_What you are asked to do:_ Lines below that hold the word "pass" must be copied in full.

[Collection entries]
****

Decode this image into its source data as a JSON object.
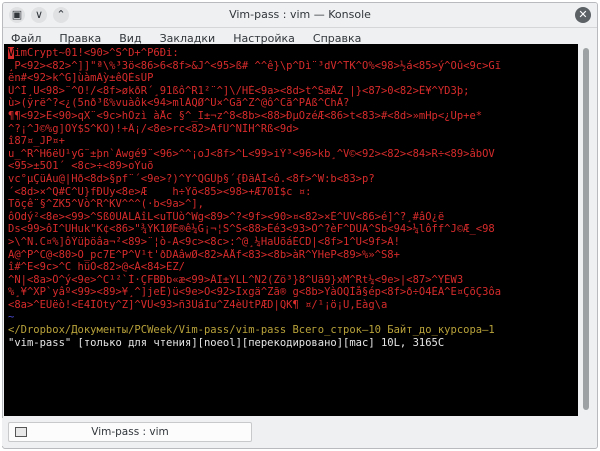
{
  "window": {
    "title": "Vim-pass : vim — Konsole",
    "buttons": {
      "app": "▣",
      "collapse": "∨",
      "pin": "⌃",
      "close": "✕"
    }
  },
  "menu": [
    "Файл",
    "Правка",
    "Вид",
    "Закладки",
    "Настройка",
    "Справка"
  ],
  "terminal": {
    "cursor_char": "V",
    "first_line_rest": "imCrypt~01!<90>^S^D+^P6Ði:",
    "lines": [
      "¸P<92><82>^]]\"ª\\%³3ö<86>6<8f>&J^<95>ß# ^^ê}\\p^Dì¨³dV^TK^O%<98>½á<85>ý^Oû<9c>Gĩ",
      "ën#<92>k^G]ùàmÄỳ±êQÈsÚP",
      "Û^Ì¸U<98>¨^O!/<8f>økðR´¸91ßô^R1²¨^]\\/HÈ<9a><8d>t^SæÂZ |}<87>0<82>Ê¥^YD3þ;",
      "ù>(ÿrë^?<¿(5nð³ß%vuàôk<94>mlÁQØ^U×^Gã^Z^@ô^Cã^PÀß^ChÀ?",
      "¶¶<92>Ë<90>qX¨<9c>hÔzì àÅc §^_I±¬z^8<8b><88>ÐµÕzéÆ<86>t<83>#<8d>»mHp<¿Ùp+e*",
      "^?¡^J©%g]ÖÝ$S^KÔ)!+Â¡/<8e>rc<82>AfÙ^NÌH^Rß<9d>",
      "î87¤_JP¤+",
      "u_^R^H6ëÙ¹yG¨±þn`Àwgé9¨<96>^^¡oJ<8f>^L<99>iÝ³<96>kb¸^V©<92><82><84>R÷<89>âbÕV",
      "<95>±5Ö1´ <8c>÷<89>oÝuõ",
      "vc°µÇüÀu@|Hð<8d>§pf¨´<9e>?)^Y^QGÜþ§´{ÐäÀÌ<ô.<8f>^W:b<83>p?",
      "´<8d>×^Q#C^U}fÐÜy<8e>Æ    h÷Ýõ<85><98>+Æ70Î$c ¤:",
      "Tõçê¨§^ZK5^Vò^R^KV^^^(·b<9a>^],",
      "ôOdý²<8e><99>^Sß0ÜÀLÄîL<uTÜò^Wg<89>^?<9f><90>¤<82>×É^UV<86>é]^?¸#âÒ¿ë",
      "Ds<99>ôI^UHuk\"K¢<86>\"¾ÝK1ØÉ®ê¼G¡¬¦S^S<88>Éé3<93>Ò^?èF^DÜÄ^Sb<94>¼lôff^J©Æ_<98",
      ">\\^N.C¤%]ôÝüþöâa¬²<89>¨¦ò-A<9c><8c>:^@¸¼HaÜõáÉCD|<8f>1^U<9f>Ä!",
      "Ä@^P^C@<80>O_pc7E^P^V¹t'ðDÄâwØ<82>ÂÅf<83><8b>àR^YHeP<89>%»^S8+",
      "î#^E<9c>^C hüÒ<82>@<Á<84>ÉZ/",
      "^N|<8a>Ô^ý<9e>^C¹²`Ì·ÇFBÐb«æ<99>ÂÏ±YLL^N2(Zö³}8^Uä9}xM^Rt¼<9e>|<87>^YÈW3",
      "%¸¥^XP`yâº<99><89>¥¸^]jeÊ)ü<9e>Ö<92>Ïxgä^Zã® g<8b>YàÕQÌå§ép<8f>ð÷Ô4ÈÄ^E¤ÇõÇ3ôa",
      "<8a>^EÜëò!<E4ÏÖty^Z]^VÛ<93>ñ3ÙáIu^Z4èÙtPÆD|QK¶ ¤/¹¡ö¡U,Eàg\\a"
    ],
    "tilde": "~",
    "status_line": "</Dropbox/Документы/PCWeek/Vim-pass/vim-pass Всего_строк—10 Байт_до_курсора—1",
    "message_line": "\"vim-pass\" [только для чтения][noeol][перекодировано][mac] 10L, 3165C"
  },
  "tab": {
    "label": "Vim-pass : vim"
  }
}
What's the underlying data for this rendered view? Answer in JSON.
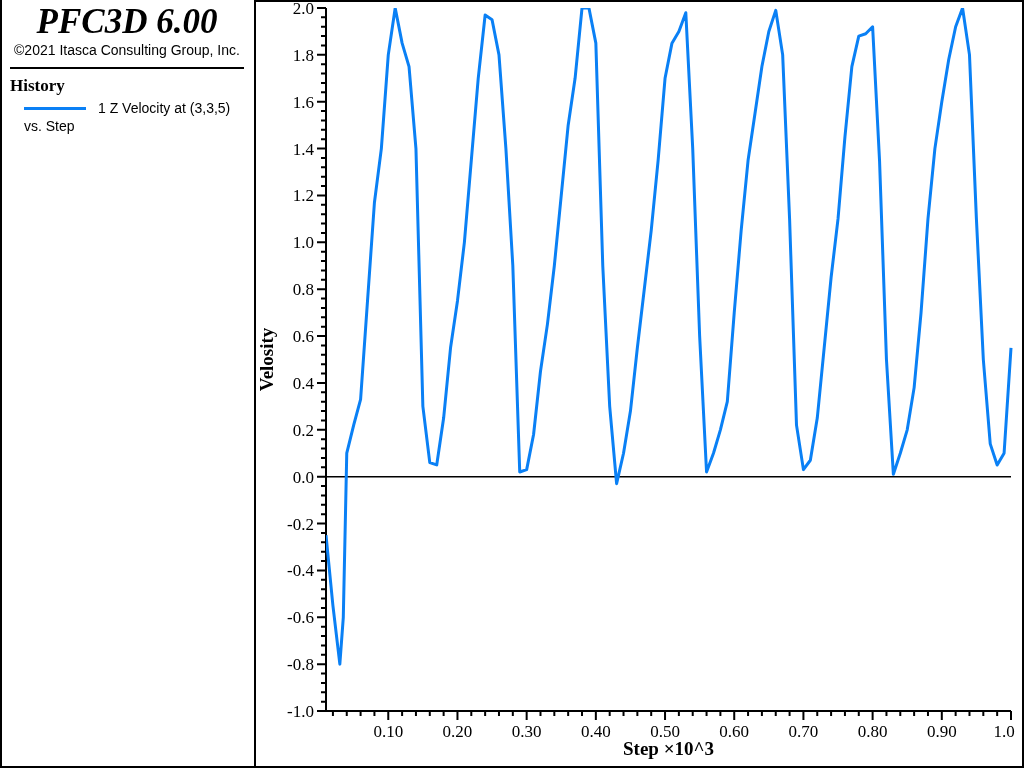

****

_Result of this exercise:_
    "title": "Vim-pass : vim — Konsole",
    "status_line": "</Dropbox/Документы/PCWeek/Vim-pass/vim-pass Всего_строк—10 Байт_до_курсора—1",
    "message_line": "\"vim-pass\" [только для чтения][noeol][перекодировано][mac] 10L, 3165C"
    "label": "Vim-pass : vim"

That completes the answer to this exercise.